You can achieve this safely through an outdoor escape-proof cat enclosure, a specialised escape-proof fence or supervised access in the yard. And remember that in all settings, your cat needs your company and attention, so be prepared with games and exercises your cat will enjoy and that will keep him or her physically fit, prevent obesity, and offer much-needed mental stimulation. And don’t worry if your cat already spends all their time outdoors – you can gradually adjust an outdoor cat to being contained within your property. Creating something like a cat puzzle feeder can help to keep cats entertained.

Take other safety precautions too

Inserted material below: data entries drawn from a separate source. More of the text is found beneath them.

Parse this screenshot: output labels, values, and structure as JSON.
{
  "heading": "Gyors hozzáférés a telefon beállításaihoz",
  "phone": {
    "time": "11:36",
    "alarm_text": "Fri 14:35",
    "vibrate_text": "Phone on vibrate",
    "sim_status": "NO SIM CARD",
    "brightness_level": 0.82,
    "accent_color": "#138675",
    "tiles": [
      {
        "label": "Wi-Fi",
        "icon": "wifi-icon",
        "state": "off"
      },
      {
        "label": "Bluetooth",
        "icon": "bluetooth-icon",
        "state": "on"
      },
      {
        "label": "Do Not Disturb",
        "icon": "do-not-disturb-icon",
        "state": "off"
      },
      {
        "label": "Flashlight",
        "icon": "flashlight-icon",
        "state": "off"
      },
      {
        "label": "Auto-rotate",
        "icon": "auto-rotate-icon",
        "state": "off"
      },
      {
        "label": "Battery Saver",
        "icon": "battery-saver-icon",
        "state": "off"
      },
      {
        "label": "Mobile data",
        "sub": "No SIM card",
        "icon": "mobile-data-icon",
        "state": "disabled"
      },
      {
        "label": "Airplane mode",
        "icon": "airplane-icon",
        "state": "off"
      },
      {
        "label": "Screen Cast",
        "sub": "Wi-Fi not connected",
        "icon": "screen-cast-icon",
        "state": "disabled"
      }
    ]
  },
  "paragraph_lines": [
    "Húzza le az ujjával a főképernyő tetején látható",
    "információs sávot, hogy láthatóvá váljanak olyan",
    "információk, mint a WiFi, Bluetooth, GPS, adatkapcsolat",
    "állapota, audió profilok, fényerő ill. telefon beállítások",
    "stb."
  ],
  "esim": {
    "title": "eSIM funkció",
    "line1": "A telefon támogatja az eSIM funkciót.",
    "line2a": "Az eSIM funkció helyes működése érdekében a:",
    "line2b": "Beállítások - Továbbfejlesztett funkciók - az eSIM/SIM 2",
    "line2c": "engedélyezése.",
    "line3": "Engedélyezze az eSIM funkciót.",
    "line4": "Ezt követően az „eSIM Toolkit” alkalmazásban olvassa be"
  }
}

Ensuring your cat is microchipped and registered with the local council is always essential as back-up in case the unexpected happens and they do become lost. And if you happen to find a pet cat that appears to be lost, first check whether they have a collar and tag and, if so, call their owner who will be most grateful! Otherwise take the cat to a local veterinary practice so their microchip can be scanned and their owners located. In the meantime, ask around the neighbourhood, put up posters with a photo of the cat and your contact details and use social media to help re-unite the owner with their cat. It’s always good to have safe and happy cats.

Give your cat the best lifestyle

Cats are wonderful companions and the best way to keep your cat safe and happy is to provide a lifestyle where they are kept safely at home. With the right planning, you can meet their physical and behavioural needs through indoor living with safe outdoor access on your property. Providing medical care is always a must, as is preparing for the unexpected, so consider taking out a RSPCA Pet Insurance policy for your cat to give you the peace of mind of knowing you can seek veterinary treatment in a timely manner as needed.

Image of Dr Rosemary Elliot

Dr Rosemary Elliot 

Dr Rosemary studied veterinary science at the University of Sydney after having established her career as a clinical psychologist, and has qualifications of BVSc (Hons), MANZCVS (Animal Welfare), MPsych (Clin), BA (Hons) as well as previously establishing her career as a clinical psychologist. Her experiences during veterinary training fostered an ambition to focus directly on animal welfare and ethics, with a particular interest in animal sentience and the human-animal bond. Currently working in small animal practice, Dr Rosemary combines her psychology background and veterinary skills to contribute to and promote animal welfare, and regularly contributes quality content to RSPCA Pet Insurance's Pet Care blog.